## [Data records]
-*-

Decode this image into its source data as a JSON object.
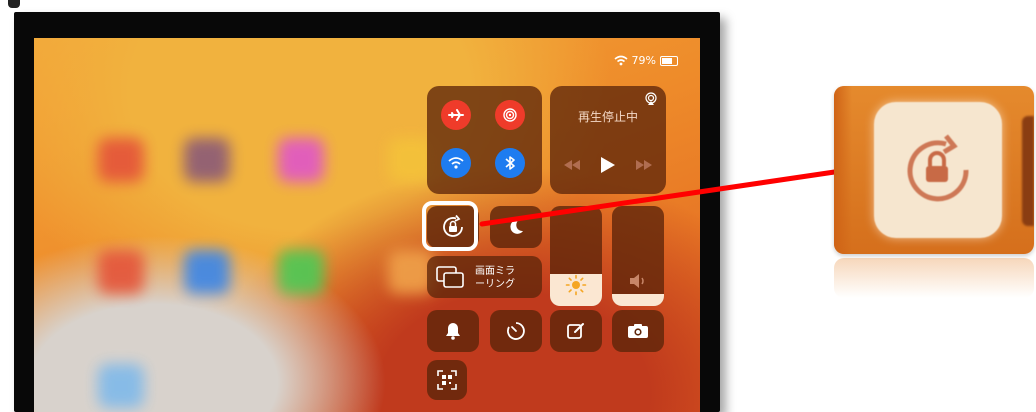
{
  "status_bar": {
    "battery_percent": "79%"
  },
  "media": {
    "title": "再生停止中"
  },
  "screen_mirroring": {
    "label_line1": "画面ミラ",
    "label_line2": "ーリング"
  },
  "sliders": {
    "brightness_level": 0.32,
    "volume_level": 0.12
  },
  "colors": {
    "airplane": "#ef3b2a",
    "airdrop": "#ef3b2a",
    "wifi": "#1e7cf0",
    "bluetooth": "#1e7cf0",
    "highlight_box": "#ffffff",
    "arrow": "#ff0000"
  },
  "icons": [
    "airplane-icon",
    "airdrop-icon",
    "wifi-icon",
    "bluetooth-icon",
    "airplay-icon",
    "play-icon",
    "rewind-icon",
    "fast-forward-icon",
    "orientation-lock-icon",
    "moon-icon",
    "screen-mirroring-icon",
    "sun-icon",
    "speaker-icon",
    "bell-icon",
    "timer-icon",
    "note-icon",
    "camera-icon",
    "qr-code-icon"
  ]
}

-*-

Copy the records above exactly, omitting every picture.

Decode this image into its source data as a JSON object.
{
  "status_bar": {
    "battery_percent": "79%"
  },
  "media": {
    "title": "再生停止中"
  },
  "screen_mirroring": {
    "label_line1": "画面ミラ",
    "label_line2": "ーリング"
  },
  "sliders": {
    "brightness_level": 0.32,
    "volume_level": 0.12
  },
  "colors": {
    "airplane": "#ef3b2a",
    "airdrop": "#ef3b2a",
    "wifi": "#1e7cf0",
    "bluetooth": "#1e7cf0",
    "highlight_box": "#ffffff",
    "arrow": "#ff0000"
  },
  "icons": [
    "airplane-icon",
    "airdrop-icon",
    "wifi-icon",
    "bluetooth-icon",
    "airplay-icon",
    "play-icon",
    "rewind-icon",
    "fast-forward-icon",
    "orientation-lock-icon",
    "moon-icon",
    "screen-mirroring-icon",
    "sun-icon",
    "speaker-icon",
    "bell-icon",
    "timer-icon",
    "note-icon",
    "camera-icon",
    "qr-code-icon"
  ]
}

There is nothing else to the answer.